Upon seeing some arcane diagnostic in dmesg, even people who understand the language it’s written in probably more often than not end up just searching the web to see what to do about it or what others who encountered it had to say. While they’re obviously at a disadvantage, someone who doesn’t understand English can still use this approach, either searching for results in their native language that happen to quote the English message, or perhaps via automated translation of English results (which may not be ideal, but stands a chance of providing at least some useful information).
If the raw text of those messages ends up balkanized (as it were) into dozens of end-user languages though, the “just google it” approach may well turn up a lot less, especially if the message isn’t a frequently-encountered one and/or your translation of it is in a language with a smaller body of online discussion of what to do when your linux kernel is acting up.
A bug in the kernel takes down the whole system. The more code in the kernel, the greater the chance the whole system goes down. Don’t put things in the kernel that aren’t absolutely necessary…
I’d say understanding error messages is absolutely necessary
Error reporting is necessary; The error message can be generated from the report when being sent to to the user interface.
Hence internationalization is necessary. Internationalization is error reporting. User interface part is called localization, and I agree it can be done outside the kernel.
Would internationalizing kernel error messages really be that helpful? Unless you’re doing kernel development, how often do you see kernel error messages? I use linux daily as my desktop and I can’t remember the last time I read a kernel error message.

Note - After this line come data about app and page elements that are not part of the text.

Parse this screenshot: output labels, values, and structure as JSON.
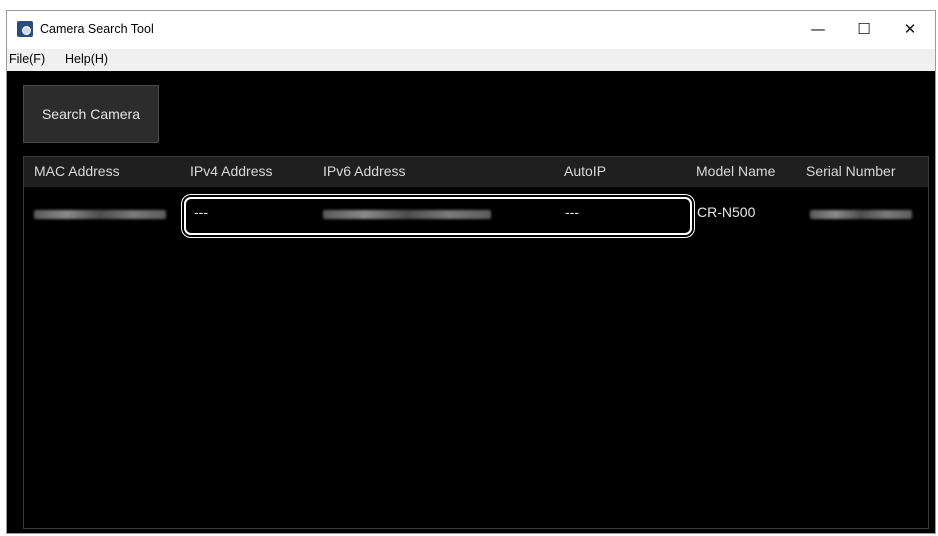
{
  "window": {
    "title": "Camera Search Tool",
    "controls": {
      "minimize": "—",
      "maximize": "☐",
      "close": "✕"
    }
  },
  "menu": {
    "file": "File(F)",
    "help": "Help(H)"
  },
  "toolbar": {
    "search_label": "Search Camera"
  },
  "table": {
    "columns": [
      "MAC Address",
      "IPv4 Address",
      "IPv6 Address",
      "AutoIP",
      "Model Name",
      "Serial Number"
    ],
    "rows": [
      {
        "mac": "",
        "ipv4": "---",
        "ipv6": "",
        "autoip": "---",
        "model": "CR-N500",
        "serial": ""
      }
    ]
  },
  "colors": {
    "background": "#000000",
    "header": "#1f1f1f",
    "highlight": "#ffffff"
  }
}
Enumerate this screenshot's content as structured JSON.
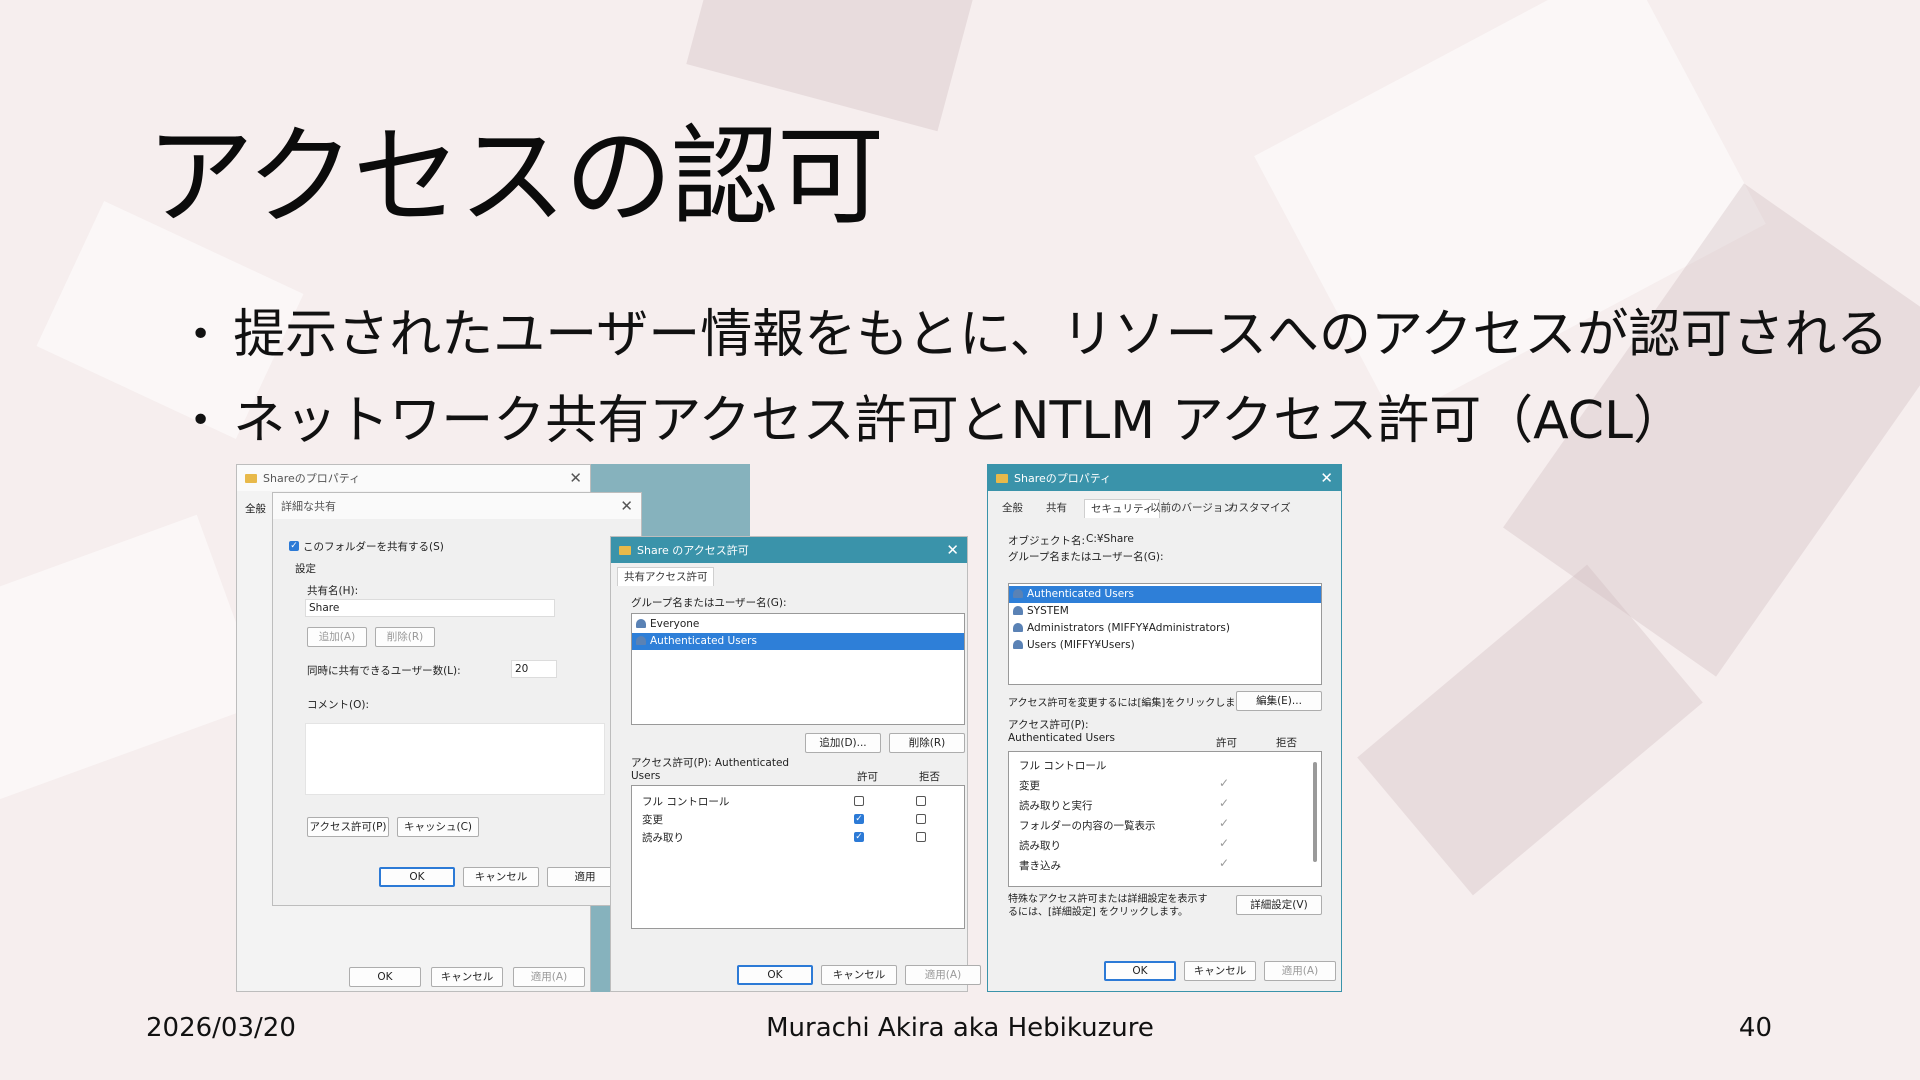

Not to mention, that the de facto language of kernel development is English.